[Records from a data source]
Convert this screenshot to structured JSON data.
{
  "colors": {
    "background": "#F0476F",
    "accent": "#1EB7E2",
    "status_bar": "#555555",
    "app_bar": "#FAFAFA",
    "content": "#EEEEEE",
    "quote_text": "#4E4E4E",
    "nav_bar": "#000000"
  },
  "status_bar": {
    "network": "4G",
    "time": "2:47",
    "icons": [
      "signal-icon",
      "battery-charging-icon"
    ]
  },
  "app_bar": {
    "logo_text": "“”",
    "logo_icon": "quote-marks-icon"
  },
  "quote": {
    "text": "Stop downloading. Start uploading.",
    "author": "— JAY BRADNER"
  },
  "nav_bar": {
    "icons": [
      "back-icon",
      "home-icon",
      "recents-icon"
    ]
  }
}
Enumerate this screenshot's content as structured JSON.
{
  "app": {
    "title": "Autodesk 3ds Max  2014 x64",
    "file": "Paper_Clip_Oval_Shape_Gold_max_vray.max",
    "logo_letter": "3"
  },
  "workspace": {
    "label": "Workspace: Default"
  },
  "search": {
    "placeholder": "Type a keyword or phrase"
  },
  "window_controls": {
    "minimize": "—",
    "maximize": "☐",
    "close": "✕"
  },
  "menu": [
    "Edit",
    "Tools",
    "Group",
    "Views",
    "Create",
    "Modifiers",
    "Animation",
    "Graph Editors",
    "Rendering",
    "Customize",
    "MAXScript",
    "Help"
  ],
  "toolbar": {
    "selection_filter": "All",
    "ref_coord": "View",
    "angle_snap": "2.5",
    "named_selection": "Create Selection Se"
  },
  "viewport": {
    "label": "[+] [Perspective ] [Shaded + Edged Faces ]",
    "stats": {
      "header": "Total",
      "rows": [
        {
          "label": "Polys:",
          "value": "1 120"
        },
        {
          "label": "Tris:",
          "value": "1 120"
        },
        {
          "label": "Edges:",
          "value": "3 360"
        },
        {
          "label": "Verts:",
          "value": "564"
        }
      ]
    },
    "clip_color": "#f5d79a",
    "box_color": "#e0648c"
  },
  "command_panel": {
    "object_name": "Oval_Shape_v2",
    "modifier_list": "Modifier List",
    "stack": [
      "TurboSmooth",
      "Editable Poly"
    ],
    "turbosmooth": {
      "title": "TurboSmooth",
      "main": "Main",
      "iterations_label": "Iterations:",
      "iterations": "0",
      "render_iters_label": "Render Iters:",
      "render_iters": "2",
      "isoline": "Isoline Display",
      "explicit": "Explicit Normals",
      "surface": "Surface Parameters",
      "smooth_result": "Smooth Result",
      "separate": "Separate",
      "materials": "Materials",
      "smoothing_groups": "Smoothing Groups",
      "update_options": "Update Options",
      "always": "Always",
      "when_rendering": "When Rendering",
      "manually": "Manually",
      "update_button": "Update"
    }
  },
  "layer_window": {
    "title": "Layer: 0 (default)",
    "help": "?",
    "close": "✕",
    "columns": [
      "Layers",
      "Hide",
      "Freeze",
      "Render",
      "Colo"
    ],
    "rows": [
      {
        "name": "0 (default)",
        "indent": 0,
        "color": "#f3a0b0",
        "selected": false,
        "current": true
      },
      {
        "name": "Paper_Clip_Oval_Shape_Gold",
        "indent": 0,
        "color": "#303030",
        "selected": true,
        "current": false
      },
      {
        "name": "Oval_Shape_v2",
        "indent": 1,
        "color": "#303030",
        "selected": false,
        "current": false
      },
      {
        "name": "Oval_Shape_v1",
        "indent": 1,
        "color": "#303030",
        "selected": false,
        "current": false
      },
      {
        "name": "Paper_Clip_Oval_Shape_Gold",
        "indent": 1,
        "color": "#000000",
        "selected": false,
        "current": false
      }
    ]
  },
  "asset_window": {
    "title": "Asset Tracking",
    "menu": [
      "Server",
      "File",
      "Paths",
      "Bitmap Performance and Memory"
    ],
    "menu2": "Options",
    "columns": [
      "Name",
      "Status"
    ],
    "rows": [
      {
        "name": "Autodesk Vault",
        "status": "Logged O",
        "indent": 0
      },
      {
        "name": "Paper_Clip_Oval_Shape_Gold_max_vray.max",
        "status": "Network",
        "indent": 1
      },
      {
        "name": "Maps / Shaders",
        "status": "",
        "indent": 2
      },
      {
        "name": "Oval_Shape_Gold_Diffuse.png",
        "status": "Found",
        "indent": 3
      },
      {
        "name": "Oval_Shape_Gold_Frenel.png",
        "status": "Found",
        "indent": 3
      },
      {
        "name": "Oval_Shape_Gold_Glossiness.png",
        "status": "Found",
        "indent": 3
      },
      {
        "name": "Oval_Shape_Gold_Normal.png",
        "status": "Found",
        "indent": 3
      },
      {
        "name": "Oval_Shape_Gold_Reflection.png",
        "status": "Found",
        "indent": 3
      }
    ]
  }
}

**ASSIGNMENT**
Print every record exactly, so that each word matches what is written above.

**EXERCISE SOLUTION**
Convert this screenshot to structured JSON data.
{
  "colors": {
    "background": "#F0476F",
    "accent": "#1EB7E2",
    "status_bar": "#555555",
    "app_bar": "#FAFAFA",
    "content": "#EEEEEE",
    "quote_text": "#4E4E4E",
    "nav_bar": "#000000"
  },
  "status_bar": {
    "network": "4G",
    "time": "2:47",
    "icons": [
      "signal-icon",
      "battery-charging-icon"
    ]
  },
  "app_bar": {
    "logo_text": "“”",
    "logo_icon": "quote-marks-icon"
  },
  "quote": {
    "text": "Stop downloading. Start uploading.",
    "author": "— JAY BRADNER"
  },
  "nav_bar": {
    "icons": [
      "back-icon",
      "home-icon",
      "recents-icon"
    ]
  }
}
Enumerate this screenshot's content as structured JSON.
{
  "app": {
    "title": "Autodesk 3ds Max  2014 x64",
    "file": "Paper_Clip_Oval_Shape_Gold_max_vray.max",
    "logo_letter": "3"
  },
  "workspace": {
    "label": "Workspace: Default"
  },
  "search": {
    "placeholder": "Type a keyword or phrase"
  },
  "window_controls": {
    "minimize": "—",
    "maximize": "☐",
    "close": "✕"
  },
  "menu": [
    "Edit",
    "Tools",
    "Group",
    "Views",
    "Create",
    "Modifiers",
    "Animation",
    "Graph Editors",
    "Rendering",
    "Customize",
    "MAXScript",
    "Help"
  ],
  "toolbar": {
    "selection_filter": "All",
    "ref_coord": "View",
    "angle_snap": "2.5",
    "named_selection": "Create Selection Se"
  },
  "viewport": {
    "label": "[+] [Perspective ] [Shaded + Edged Faces ]",
    "stats": {
      "header": "Total",
      "rows": [
        {
          "label": "Polys:",
          "value": "1 120"
        },
        {
          "label": "Tris:",
          "value": "1 120"
        },
        {
          "label": "Edges:",
          "value": "3 360"
        },
        {
          "label": "Verts:",
          "value": "564"
        }
      ]
    },
    "clip_color": "#f5d79a",
    "box_color": "#e0648c"
  },
  "command_panel": {
    "object_name": "Oval_Shape_v2",
    "modifier_list": "Modifier List",
    "stack": [
      "TurboSmooth",
      "Editable Poly"
    ],
    "turbosmooth": {
      "title": "TurboSmooth",
      "main": "Main",
      "iterations_label": "Iterations:",
      "iterations": "0",
      "render_iters_label": "Render Iters:",
      "render_iters": "2",
      "isoline": "Isoline Display",
      "explicit": "Explicit Normals",
      "surface": "Surface Parameters",
      "smooth_result": "Smooth Result",
      "separate": "Separate",
      "materials": "Materials",
      "smoothing_groups": "Smoothing Groups",
      "update_options": "Update Options",
      "always": "Always",
      "when_rendering": "When Rendering",
      "manually": "Manually",
      "update_button": "Update"
    }
  },
  "layer_window": {
    "title": "Layer: 0 (default)",
    "help": "?",
    "close": "✕",
    "columns": [
      "Layers",
      "Hide",
      "Freeze",
      "Render",
      "Colo"
    ],
    "rows": [
      {
        "name": "0 (default)",
        "indent": 0,
        "color": "#f3a0b0",
        "selected": false,
        "current": true
      },
      {
        "name": "Paper_Clip_Oval_Shape_Gold",
        "indent": 0,
        "color": "#303030",
        "selected": true,
        "current": false
      },
      {
        "name": "Oval_Shape_v2",
        "indent": 1,
        "color": "#303030",
        "selected": false,
        "current": false
      },
      {
        "name": "Oval_Shape_v1",
        "indent": 1,
        "color": "#303030",
        "selected": false,
        "current": false
      },
      {
        "name": "Paper_Clip_Oval_Shape_Gold",
        "indent": 1,
        "color": "#000000",
        "selected": false,
        "current": false
      }
    ]
  },
  "asset_window": {
    "title": "Asset Tracking",
    "menu": [
      "Server",
      "File",
      "Paths",
      "Bitmap Performance and Memory"
    ],
    "menu2": "Options",
    "columns": [
      "Name",
      "Status"
    ],
    "rows": [
      {
        "name": "Autodesk Vault",
        "status": "Logged O",
        "indent": 0
      },
      {
        "name": "Paper_Clip_Oval_Shape_Gold_max_vray.max",
        "status": "Network",
        "indent": 1
      },
      {
        "name": "Maps / Shaders",
        "status": "",
        "indent": 2
      },
      {
        "name": "Oval_Shape_Gold_Diffuse.png",
        "status": "Found",
        "indent": 3
      },
      {
        "name": "Oval_Shape_Gold_Frenel.png",
        "status": "Found",
        "indent": 3
      },
      {
        "name": "Oval_Shape_Gold_Glossiness.png",
        "status": "Found",
        "indent": 3
      },
      {
        "name": "Oval_Shape_Gold_Normal.png",
        "status": "Found",
        "indent": 3
      },
      {
        "name": "Oval_Shape_Gold_Reflection.png",
        "status": "Found",
        "indent": 3
      }
    ]
  }
}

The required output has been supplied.